The Scandinoir (a term I'm desperately trying to push into the mainstream) I've read tends to feature grimly dysfunctional protagonists, tons of self-generated angst and lots of windswept gray seas -- just what you'd expect from the lands that brought us Strindberg and Ibsen. Simon Darcourt -- a high-functioning psychopath recently made redundant from his job as freelance terrorist by the influx of so many other psychopaths willing to work for free -- has decided to better the state of British civilization by killing B-list "celebrities" in wholesale lots. Brookmyre, a Scot, gives the stage in turn to each of his principal characters and even a couple bit players, but his main mouthpieces are de Xavia, a bank robber/magician named Zal Innes, and of course Darcourt.
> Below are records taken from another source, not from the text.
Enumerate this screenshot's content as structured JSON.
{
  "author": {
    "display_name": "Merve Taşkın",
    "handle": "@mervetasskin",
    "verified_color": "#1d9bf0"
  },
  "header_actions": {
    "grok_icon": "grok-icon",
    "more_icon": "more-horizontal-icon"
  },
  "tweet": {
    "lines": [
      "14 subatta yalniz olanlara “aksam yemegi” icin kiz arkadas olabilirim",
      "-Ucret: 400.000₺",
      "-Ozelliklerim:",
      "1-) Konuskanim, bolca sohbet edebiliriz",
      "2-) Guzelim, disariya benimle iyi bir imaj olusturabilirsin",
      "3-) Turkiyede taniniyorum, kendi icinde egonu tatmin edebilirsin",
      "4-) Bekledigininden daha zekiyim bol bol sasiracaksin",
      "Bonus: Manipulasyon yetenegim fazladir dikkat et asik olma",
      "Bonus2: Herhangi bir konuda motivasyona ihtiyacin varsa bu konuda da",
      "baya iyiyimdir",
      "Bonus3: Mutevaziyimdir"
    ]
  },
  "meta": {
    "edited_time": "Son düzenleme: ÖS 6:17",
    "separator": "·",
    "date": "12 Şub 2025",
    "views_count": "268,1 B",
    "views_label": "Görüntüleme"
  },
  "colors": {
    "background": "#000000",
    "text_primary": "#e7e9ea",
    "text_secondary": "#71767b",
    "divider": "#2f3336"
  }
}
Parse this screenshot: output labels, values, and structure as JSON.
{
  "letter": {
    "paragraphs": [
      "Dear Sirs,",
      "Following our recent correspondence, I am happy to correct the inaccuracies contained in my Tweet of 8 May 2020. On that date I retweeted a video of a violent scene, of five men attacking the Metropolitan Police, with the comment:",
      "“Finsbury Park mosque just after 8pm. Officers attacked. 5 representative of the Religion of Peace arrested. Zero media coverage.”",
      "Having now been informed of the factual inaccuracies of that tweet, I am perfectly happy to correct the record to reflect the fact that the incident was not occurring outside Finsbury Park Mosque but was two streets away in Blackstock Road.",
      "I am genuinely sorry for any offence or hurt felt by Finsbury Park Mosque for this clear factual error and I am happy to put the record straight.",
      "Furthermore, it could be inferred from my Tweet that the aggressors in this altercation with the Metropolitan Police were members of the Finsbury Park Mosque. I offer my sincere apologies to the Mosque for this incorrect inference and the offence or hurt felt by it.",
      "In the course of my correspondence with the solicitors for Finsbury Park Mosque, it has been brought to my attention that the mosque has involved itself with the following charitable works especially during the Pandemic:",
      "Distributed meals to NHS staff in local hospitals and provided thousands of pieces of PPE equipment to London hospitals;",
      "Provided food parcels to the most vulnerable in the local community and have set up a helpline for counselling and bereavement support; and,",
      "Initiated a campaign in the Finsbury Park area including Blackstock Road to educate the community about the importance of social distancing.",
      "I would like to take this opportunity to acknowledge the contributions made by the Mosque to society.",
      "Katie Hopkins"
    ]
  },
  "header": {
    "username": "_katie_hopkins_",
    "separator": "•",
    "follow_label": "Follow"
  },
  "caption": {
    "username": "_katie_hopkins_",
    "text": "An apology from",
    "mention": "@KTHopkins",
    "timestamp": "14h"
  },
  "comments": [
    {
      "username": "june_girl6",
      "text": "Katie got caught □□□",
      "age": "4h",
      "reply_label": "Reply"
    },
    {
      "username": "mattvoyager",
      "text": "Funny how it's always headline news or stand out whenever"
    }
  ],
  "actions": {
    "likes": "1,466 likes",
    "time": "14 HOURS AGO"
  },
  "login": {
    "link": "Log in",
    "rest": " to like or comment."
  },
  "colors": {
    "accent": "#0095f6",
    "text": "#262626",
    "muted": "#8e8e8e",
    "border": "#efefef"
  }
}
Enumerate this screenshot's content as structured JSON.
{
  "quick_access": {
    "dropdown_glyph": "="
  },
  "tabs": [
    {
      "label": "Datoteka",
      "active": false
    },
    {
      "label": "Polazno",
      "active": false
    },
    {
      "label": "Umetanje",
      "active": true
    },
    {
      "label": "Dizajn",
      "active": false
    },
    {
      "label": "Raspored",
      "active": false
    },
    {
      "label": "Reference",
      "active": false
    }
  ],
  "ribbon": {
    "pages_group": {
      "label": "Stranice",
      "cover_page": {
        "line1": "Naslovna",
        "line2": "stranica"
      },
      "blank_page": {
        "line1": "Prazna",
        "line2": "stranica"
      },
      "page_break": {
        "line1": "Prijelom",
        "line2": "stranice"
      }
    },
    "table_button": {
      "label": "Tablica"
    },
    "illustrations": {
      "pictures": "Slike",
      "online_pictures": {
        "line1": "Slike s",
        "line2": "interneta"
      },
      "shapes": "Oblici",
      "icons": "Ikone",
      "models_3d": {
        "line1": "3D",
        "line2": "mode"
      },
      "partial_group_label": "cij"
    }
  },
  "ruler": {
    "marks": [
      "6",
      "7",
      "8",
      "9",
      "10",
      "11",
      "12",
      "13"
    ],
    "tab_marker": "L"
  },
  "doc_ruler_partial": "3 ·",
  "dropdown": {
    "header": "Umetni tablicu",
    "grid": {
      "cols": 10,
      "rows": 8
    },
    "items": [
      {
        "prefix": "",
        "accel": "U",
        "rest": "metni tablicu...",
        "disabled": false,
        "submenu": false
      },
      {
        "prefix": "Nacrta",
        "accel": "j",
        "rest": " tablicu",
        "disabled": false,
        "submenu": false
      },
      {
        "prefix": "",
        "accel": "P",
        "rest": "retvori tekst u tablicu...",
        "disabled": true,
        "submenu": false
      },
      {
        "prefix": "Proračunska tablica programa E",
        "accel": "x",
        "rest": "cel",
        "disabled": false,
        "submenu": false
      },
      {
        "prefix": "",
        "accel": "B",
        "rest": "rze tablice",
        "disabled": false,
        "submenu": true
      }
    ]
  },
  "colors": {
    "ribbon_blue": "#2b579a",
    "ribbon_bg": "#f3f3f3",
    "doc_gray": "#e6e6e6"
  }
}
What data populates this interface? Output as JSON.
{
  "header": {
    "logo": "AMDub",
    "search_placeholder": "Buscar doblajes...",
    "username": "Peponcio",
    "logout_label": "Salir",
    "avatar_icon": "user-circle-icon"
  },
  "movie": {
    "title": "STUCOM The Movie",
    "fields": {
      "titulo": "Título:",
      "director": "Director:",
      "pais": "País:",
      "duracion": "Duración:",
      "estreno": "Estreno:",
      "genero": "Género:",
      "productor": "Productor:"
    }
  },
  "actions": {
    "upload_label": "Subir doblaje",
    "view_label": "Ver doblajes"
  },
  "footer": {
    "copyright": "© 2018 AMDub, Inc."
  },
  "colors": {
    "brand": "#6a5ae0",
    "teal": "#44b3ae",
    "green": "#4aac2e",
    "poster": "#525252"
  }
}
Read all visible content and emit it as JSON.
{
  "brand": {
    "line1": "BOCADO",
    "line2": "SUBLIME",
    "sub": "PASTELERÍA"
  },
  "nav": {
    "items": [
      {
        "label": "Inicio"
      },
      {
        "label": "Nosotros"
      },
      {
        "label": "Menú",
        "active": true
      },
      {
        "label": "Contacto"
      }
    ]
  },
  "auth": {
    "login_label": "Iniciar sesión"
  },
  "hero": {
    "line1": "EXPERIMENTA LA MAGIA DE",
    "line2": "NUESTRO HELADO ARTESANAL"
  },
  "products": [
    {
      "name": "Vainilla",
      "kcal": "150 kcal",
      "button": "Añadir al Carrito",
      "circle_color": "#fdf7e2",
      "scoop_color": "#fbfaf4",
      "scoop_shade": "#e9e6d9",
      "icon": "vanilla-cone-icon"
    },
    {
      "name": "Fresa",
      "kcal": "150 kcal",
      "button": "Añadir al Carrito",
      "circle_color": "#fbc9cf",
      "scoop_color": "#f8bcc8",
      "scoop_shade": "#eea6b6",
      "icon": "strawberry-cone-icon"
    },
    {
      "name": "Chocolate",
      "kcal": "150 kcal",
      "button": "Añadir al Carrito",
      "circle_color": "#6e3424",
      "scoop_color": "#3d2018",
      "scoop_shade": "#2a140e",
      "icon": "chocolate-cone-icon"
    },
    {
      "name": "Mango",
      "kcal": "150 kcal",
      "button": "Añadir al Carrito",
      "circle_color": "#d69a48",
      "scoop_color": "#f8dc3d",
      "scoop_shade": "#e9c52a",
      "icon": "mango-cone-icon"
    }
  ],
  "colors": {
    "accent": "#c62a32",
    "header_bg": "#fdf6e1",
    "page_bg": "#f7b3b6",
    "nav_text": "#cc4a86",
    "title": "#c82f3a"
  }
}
As he did in Where the Bodies Are Buried , the author's able to present a credible and affecting inner life for his main female character, a "wee dark lassie" who's turned into a crack undercover investigator at the cost of her soul. But the author's affection is clearly for Darcourt, whose first-person rants are so insane they make perfect sense, and whose outrage at the squalid tabloid-fueled manufacturing of disposable celebrity is so heartfelt you'll find yourself wondering why he doesn't exist in the real world. A Snow Ball in Hell is a fun, twisty, profane, hyper-attitudinal story that will keep you well-entertained while not hiding the fact that the author's messing with you throughout.

Angelique has crossed paths with Darcourt before and knows how dangerous he is. A SNOWBALL IN HELL brings together characters from two of Brookmyres previous books, A BIG BOY DID IT AND RAN AWAY and THE SACRED ART OF STEALING in a story that is a witty, sharp and sarcastic poke at the cult of celebrity. While reading this, I did start to wonder what sort of person Brookmyre had turned me into, as I at times found myself rather guiltily cheering on Darcourt and laughing at some very gruesome, albeit imaginative, murders!

I recommend reading the other two in the series first (A Big Boy Did It and Ran Away, and The Sacred Art of Stealing), just so you know the characters and situation. Except that it's like a magician's trick -- once you know how it's done, you can't look at the trick the same way again.

To counterbalance the nasty elements of the book, the author revives the love story between Angelique de Xavia and Zal Innez.

Also, it was quite enjoyable to all those moments when you could get cheated and to know how they'd play out.

Angelique is brought in to stop Darcourt and she is as brilliant as ever.